Average reading time is about 2 and a half minutes
Therefore I was left alone, and saw this great vision, and there remained no strength in me: for my comeliness was turned in me into corruption, and I retained no strength.
- Daniel 10:8
Upon the occasion just described, the angel Gabriel imparted to Daniel all the instruction which he was then able to receive. A few years afterward, however, the prophet desired to learn more of subjects not yet fully explained, and again set himself to seek light and wisdom from God. "In those days I Daniel was mourning three full weeks. I ate no pleasant bread, neither came flesh nor wine in my mouth, neither did I anoint myself at all. . . .
Then I lifted up mine eyes, and looked, and behold a certain man clothed in linen, whose loins were girded with fine gold of Uphaz. His body also was like the beryl, and his face as the appearance of lightning, and his eyes as lamps of fire, and his arms and his feet like in colour to polished brass, and the voice of his words like the voice of a multitude" (Dan. 10:2-6).
This description is similar to that given by John when Christ was revealed to him upon the Isle of Patmos. No less a personage than the Son of God appeared to Daniel. Our Lord comes with another heavenly messenger to teach Daniel what would take place in the latter days.
The great truths revealed by the world's Redeemer are for those who search for truth as for hid treasures. Daniel was an aged man. His life had been passed amid the fascinations of a heathen court, his mind cumbered with the affairs of a great empire. Yet he turns aside from all these to afflict his soul before God, and seek a knowledge of the purposes of the Most High. And in response to his supplications, light from the heavenly courts was communicated for those who should live in the latter days. With what earnestness, then, should we seek God, that He may open our understanding to comprehend the truths brought to us from heaven.
"I Daniel alone saw the vision: for the men that were with me saw not the vision; but a great quaking fell upon them, so that they fled to hide themselves. . . . And there remained no strength in me: for my comeliness was turned in me into corruption, and I retained no strength" (verses 7, 8). All who are truly sanctified will have a similar experience.
The clearer their views of the greatness, glory, and perfection of Christ, the more vividly will they see their own weakness and imperfection. They will have no disposition to claim a sinless character; that which has appeared right and comely in themselves will, in contrast with Christ's purity and glory, appear only as unworthy and corruptible. It is when men are separated from God, when they have very indistinct views of Christ, that they say, "I am sinless; I am sanctified."

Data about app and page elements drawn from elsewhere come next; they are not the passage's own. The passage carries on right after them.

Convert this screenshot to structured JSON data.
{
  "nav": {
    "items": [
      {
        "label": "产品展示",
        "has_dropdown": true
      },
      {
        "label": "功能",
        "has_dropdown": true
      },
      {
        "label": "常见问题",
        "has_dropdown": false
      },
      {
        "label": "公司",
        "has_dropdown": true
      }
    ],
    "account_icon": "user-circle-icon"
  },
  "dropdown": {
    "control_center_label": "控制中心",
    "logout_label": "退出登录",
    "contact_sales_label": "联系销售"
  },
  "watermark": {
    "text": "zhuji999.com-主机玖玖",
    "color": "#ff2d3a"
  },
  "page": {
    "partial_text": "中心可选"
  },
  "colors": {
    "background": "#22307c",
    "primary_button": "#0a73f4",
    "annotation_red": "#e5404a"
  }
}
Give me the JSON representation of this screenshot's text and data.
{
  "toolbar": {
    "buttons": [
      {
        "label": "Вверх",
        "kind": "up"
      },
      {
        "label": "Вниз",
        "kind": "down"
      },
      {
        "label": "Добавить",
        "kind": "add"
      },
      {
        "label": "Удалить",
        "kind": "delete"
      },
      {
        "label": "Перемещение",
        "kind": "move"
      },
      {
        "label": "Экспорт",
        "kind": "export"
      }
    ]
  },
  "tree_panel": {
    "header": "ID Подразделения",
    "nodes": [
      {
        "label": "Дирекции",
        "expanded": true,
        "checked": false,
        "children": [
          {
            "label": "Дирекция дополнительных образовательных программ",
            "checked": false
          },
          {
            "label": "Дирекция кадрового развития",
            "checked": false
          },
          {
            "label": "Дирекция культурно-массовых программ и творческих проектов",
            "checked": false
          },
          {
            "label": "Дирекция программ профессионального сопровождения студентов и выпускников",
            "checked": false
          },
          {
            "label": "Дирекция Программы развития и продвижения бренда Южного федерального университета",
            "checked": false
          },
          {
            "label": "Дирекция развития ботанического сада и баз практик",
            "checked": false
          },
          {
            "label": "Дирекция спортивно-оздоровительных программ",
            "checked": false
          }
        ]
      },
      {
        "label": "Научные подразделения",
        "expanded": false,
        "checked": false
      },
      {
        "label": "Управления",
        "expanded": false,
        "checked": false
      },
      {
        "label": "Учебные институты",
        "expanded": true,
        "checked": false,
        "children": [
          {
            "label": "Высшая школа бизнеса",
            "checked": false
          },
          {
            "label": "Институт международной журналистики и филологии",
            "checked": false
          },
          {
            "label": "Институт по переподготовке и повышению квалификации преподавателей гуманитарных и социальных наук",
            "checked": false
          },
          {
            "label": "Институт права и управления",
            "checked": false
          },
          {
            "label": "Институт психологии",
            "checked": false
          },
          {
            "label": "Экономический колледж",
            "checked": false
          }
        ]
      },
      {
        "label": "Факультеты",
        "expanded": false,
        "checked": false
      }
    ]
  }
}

Gabriel now appeared to the prophet, and thus addressed him: "Oh Daniel, a man greatly beloved, understand the words that I speak unto thee, and stand upright: for unto thee am I now sent. And when he had spoken this word unto me, I stood trembling. Then said he unto me, Fear not, Daniel: for from the first day that thou didst set thine heart to understand, and to chasten thyself before thy God, thy words were heard, and I am come for thy words" (verses 11, 12).